The Giant at Congress Heights is helping to change this. “[The Giant] helps a whole lot,” said Miss Pearson, a local school crossing guard. “[We] used to have to go all the way to the top of the hill. And the little convenience stores charge entirely too much. The [Giant] is very convenient.”
“When it comes to fruits and veggies, it’s great. The salad bar and everything is just great,” said resident Lula Evans. Before the Giant store opened, few stores in the area would have been described in this way. Before the supermarket opened, locals shopped at a Safeway grocery store a mile-anda-half up Alabama Avenue. But some, particularly those living on the western side of Congress Heights, found the distance to the Safeway difficult to traverse.

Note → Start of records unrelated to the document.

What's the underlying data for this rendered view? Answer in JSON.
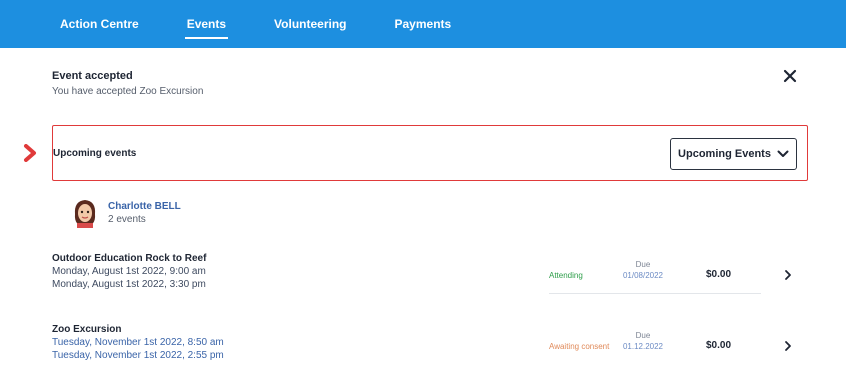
{
  "nav": {
    "items": [
      {
        "label": "Action Centre",
        "active": false
      },
      {
        "label": "Events",
        "active": true
      },
      {
        "label": "Volunteering",
        "active": false
      },
      {
        "label": "Payments",
        "active": false
      }
    ],
    "colors": {
      "bar": "#1d8fe0",
      "text": "#ffffff"
    }
  },
  "notice": {
    "title": "Event accepted",
    "body": "You have accepted Zoo Excursion"
  },
  "upcoming": {
    "label": "Upcoming events",
    "dropdown_value": "Upcoming Events",
    "highlight_color": "#e03a3a"
  },
  "person": {
    "name": "Charlotte BELL",
    "count": "2 events"
  },
  "events": [
    {
      "title": "Outdoor Education Rock to Reef",
      "start": "Monday, August 1st 2022, 9:00 am",
      "end": "Monday, August 1st 2022, 3:30 pm",
      "status": "Attending",
      "status_color": "#2e9e4a",
      "due_label": "Due",
      "due_date": "01/08/2022",
      "amount": "$0.00"
    },
    {
      "title": "Zoo Excursion",
      "start": "Tuesday, November 1st 2022, 8:50 am",
      "end": "Tuesday, November 1st 2022, 2:55 pm",
      "status": "Awaiting consent",
      "status_color": "#e08a5a",
      "due_label": "Due",
      "due_date": "01.12.2022",
      "amount": "$0.00"
    }
  ]
}
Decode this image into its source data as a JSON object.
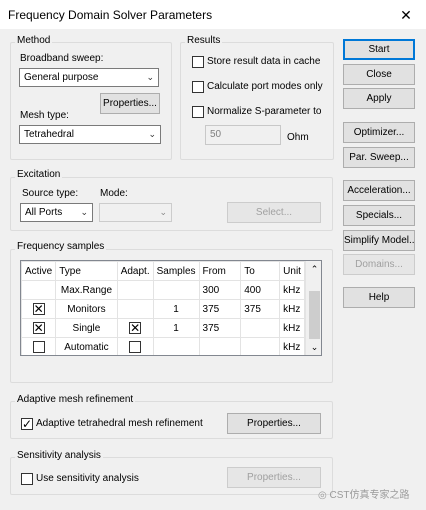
{
  "window": {
    "title": "Frequency Domain Solver Parameters"
  },
  "method": {
    "group_label": "Method",
    "broadband_label": "Broadband sweep:",
    "broadband_value": "General purpose",
    "properties_label": "Properties...",
    "mesh_type_label": "Mesh type:",
    "mesh_type_value": "Tetrahedral"
  },
  "results": {
    "group_label": "Results",
    "store_label": "Store result data in cache",
    "store_checked": false,
    "port_modes_label": "Calculate port modes only",
    "port_modes_checked": false,
    "normalize_label": "Normalize S-parameter to",
    "normalize_checked": false,
    "impedance_value": "50",
    "impedance_unit": "Ohm"
  },
  "excitation": {
    "group_label": "Excitation",
    "source_type_label": "Source type:",
    "source_type_value": "All Ports",
    "mode_label": "Mode:",
    "mode_value": "",
    "select_label": "Select..."
  },
  "frequency_samples": {
    "group_label": "Frequency samples",
    "columns": [
      "Active",
      "Type",
      "Adapt.",
      "Samples",
      "From",
      "To",
      "Unit"
    ],
    "rows": [
      {
        "active": null,
        "type": "Max.Range",
        "adapt": null,
        "samples": "",
        "from": "300",
        "to": "400",
        "unit": "kHz"
      },
      {
        "active": true,
        "type": "Monitors",
        "adapt": null,
        "samples": "1",
        "from": "375",
        "to": "375",
        "unit": "kHz"
      },
      {
        "active": true,
        "type": "Single",
        "adapt": true,
        "samples": "1",
        "from": "375",
        "to": "",
        "unit": "kHz"
      },
      {
        "active": false,
        "type": "Automatic",
        "adapt": false,
        "samples": "",
        "from": "",
        "to": "",
        "unit": "kHz"
      }
    ]
  },
  "adaptive": {
    "group_label": "Adaptive mesh refinement",
    "checkbox_label": "Adaptive tetrahedral mesh refinement",
    "checked": true,
    "properties_label": "Properties..."
  },
  "sensitivity": {
    "group_label": "Sensitivity analysis",
    "checkbox_label": "Use sensitivity analysis",
    "checked": false,
    "properties_label": "Properties..."
  },
  "side_buttons": {
    "start": "Start",
    "close": "Close",
    "apply": "Apply",
    "optimizer": "Optimizer...",
    "par_sweep": "Par. Sweep...",
    "acceleration": "Acceleration...",
    "specials": "Specials...",
    "simplify_model": "Simplify Model...",
    "domains": "Domains...",
    "help": "Help"
  },
  "watermark": "CST仿真专家之路",
  "colors": {
    "accent": "#0078d7",
    "background": "#f0f0f0",
    "disabled_text": "#a0a0a0"
  },
  "icons": {
    "close": "close-icon",
    "dropdown": "chevron-down-icon",
    "check": "checkmark-icon",
    "scroll_up": "scroll-up-icon",
    "scroll_down": "scroll-down-icon"
  }
}
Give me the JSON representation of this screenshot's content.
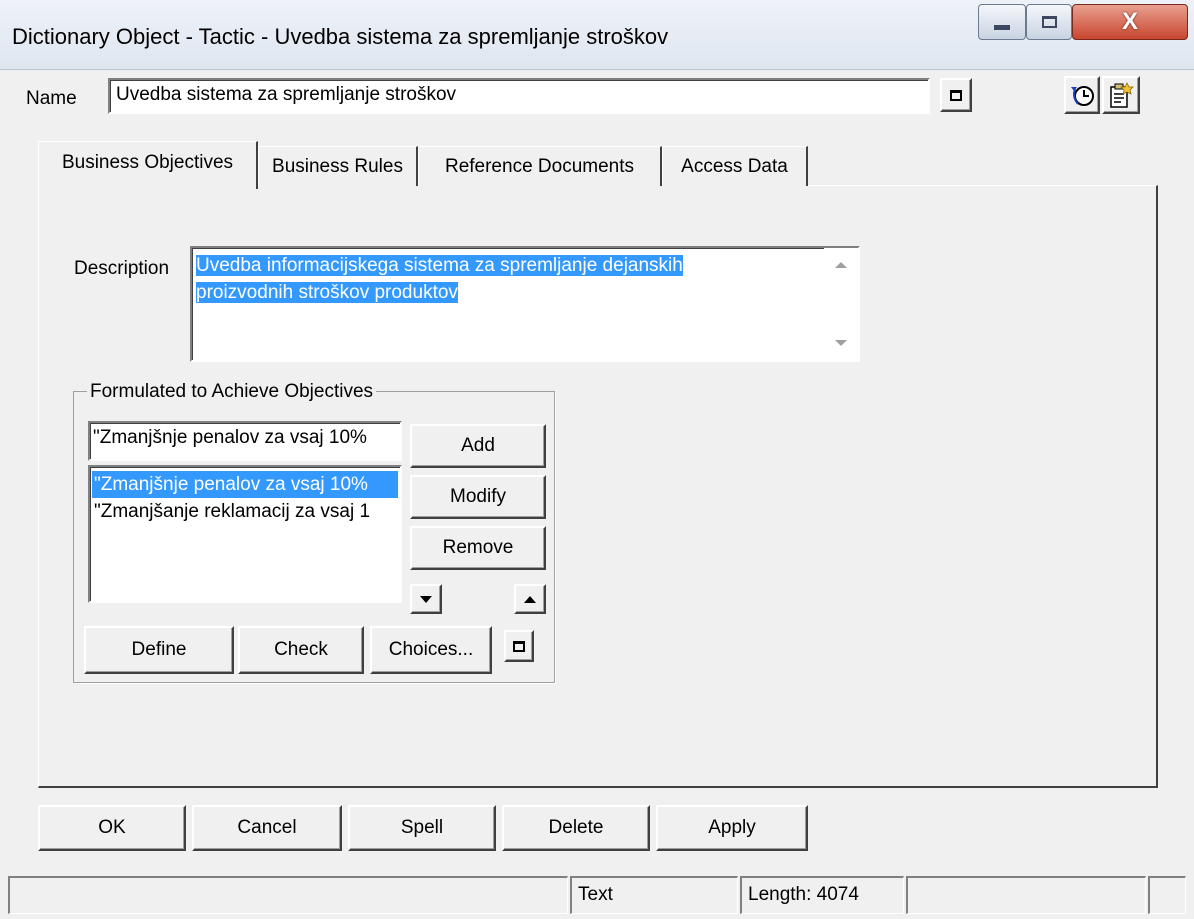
{
  "window": {
    "title": "Dictionary Object - Tactic - Uvedba sistema za spremljanje stroškov",
    "close_glyph": "X"
  },
  "name_field": {
    "label": "Name",
    "value": "Uvedba sistema za spremljanje stroškov"
  },
  "tabs": [
    {
      "label": "Business Objectives",
      "active": true
    },
    {
      "label": "Business Rules",
      "active": false
    },
    {
      "label": "Reference Documents",
      "active": false
    },
    {
      "label": "Access Data",
      "active": false
    }
  ],
  "description": {
    "label": "Description",
    "lines": [
      "Uvedba informacijskega sistema za spremljanje dejanskih",
      "proizvodnih stroškov produktov"
    ]
  },
  "objectives_group": {
    "title": "Formulated to Achieve Objectives",
    "input_value": "\"Zmanjšnje penalov za vsaj 10%",
    "list_items": [
      {
        "text": "\"Zmanjšnje penalov za vsaj 10%",
        "selected": true
      },
      {
        "text": "\"Zmanjšanje reklamacij za vsaj 1",
        "selected": false
      }
    ],
    "buttons": {
      "add": "Add",
      "modify": "Modify",
      "remove": "Remove",
      "define": "Define",
      "check": "Check",
      "choices": "Choices..."
    }
  },
  "footer_buttons": {
    "ok": "OK",
    "cancel": "Cancel",
    "spell": "Spell",
    "delete": "Delete",
    "apply": "Apply"
  },
  "status_bar": {
    "mode": "Text",
    "length": "Length: 4074"
  },
  "colors": {
    "selection": "#3399ff",
    "face": "#f0f0f0"
  }
}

The Giant’s proximity and perks have made shopping experiences not only easier, but generally more positive for residents. “I haven’t been to the Safeway since [the Giant] got here,” said customer Gloria Johnson. “Most of my friends are the same way. It’s easy. I can walk [there]. And they’ve got courtesy rides that’ll take you if you don’t have a car.”
Other shoppers agree. “It’s very convenient. I’m very pleased to have it in the neighborhood,” said M.K. Banks, Capital Heights resident and native Washingtonian.
“I think it’s been a real blessing to have a Giant this close,” said Cheryl Chadwick, resident and member of D.C. Metropolitan Foster and Adoptive Parent Association (DCMFAPA), a nonprofit organization that engages in support, training and education for foster parenthood in the D.C. area. “It used to be that you had to take transit if you lived on this end of Alabama Avenue.” Chadwick emphasized the importance of the Giant for her own organization and the community as a whole. “They’re good about community outreach, too,” she noted.
She said that it is not uncommon for groups like DCMFAPA to be found tabling outside the Giant, as the store is supportive of a number of local improvement groups and nonprofit organizations.
The support offered by a supermarket is not limited to its support for community causes. In 2008, the Bureau of Labor Statistics ranked grocery stores among America’s largest industries.
Grocery stores hire large numbers of youth; 15.9 percent of their employees are ages 16-19, and another 13.5 percent are ages 20-24. Part- or full-time jobs as stockers, baggers and cashiers give many youths their first real job experience.
The Giant at 1535 Alabama Ave. hired about 200 employees when it opened. Of these employees, around 90 percent were from Ward 8. That translates to around 180 jobs provided directly to the community.
The workers are bustling and energetic. One employee wittily encourages two others. A woman in an apron and a Giant baseball cap busily replaces cookies in the bakery area. A man pushing a large dolly stops his work to give a customer directions to the restroom; seeing the customer again, he checks to make sure the customer found it. Teenage boys restock shelves with neat rows of cereal and spaghetti sauce.
A Better Future
There is hope that other areas of Wards 7 and 8 will soon see similar improvements in food access. Yes! Organic Market is opening its first store east of the Anacostia River at 2321 Pennsylvania Ave., S.E. in August, providing the area with its largest and most extensive organic market to date.
Michelle Obama has taken note of the challenging issue of food deserts locally and nationally and has made their eradication a key component of “Let’s Move,” her initiative for healthy children. In February, Obama appeared on FOX news and said, “We have to eliminate food deserts. One of the goals of Let’s Move is to eliminate food deserts in seven years.”
Obama emphasized that 23.5 million Americans currently live in areas with limited access to healthy food choices. Her proposed initiative includes $400 million in funding to address food deserts and bring healthier foods to America, especially its children.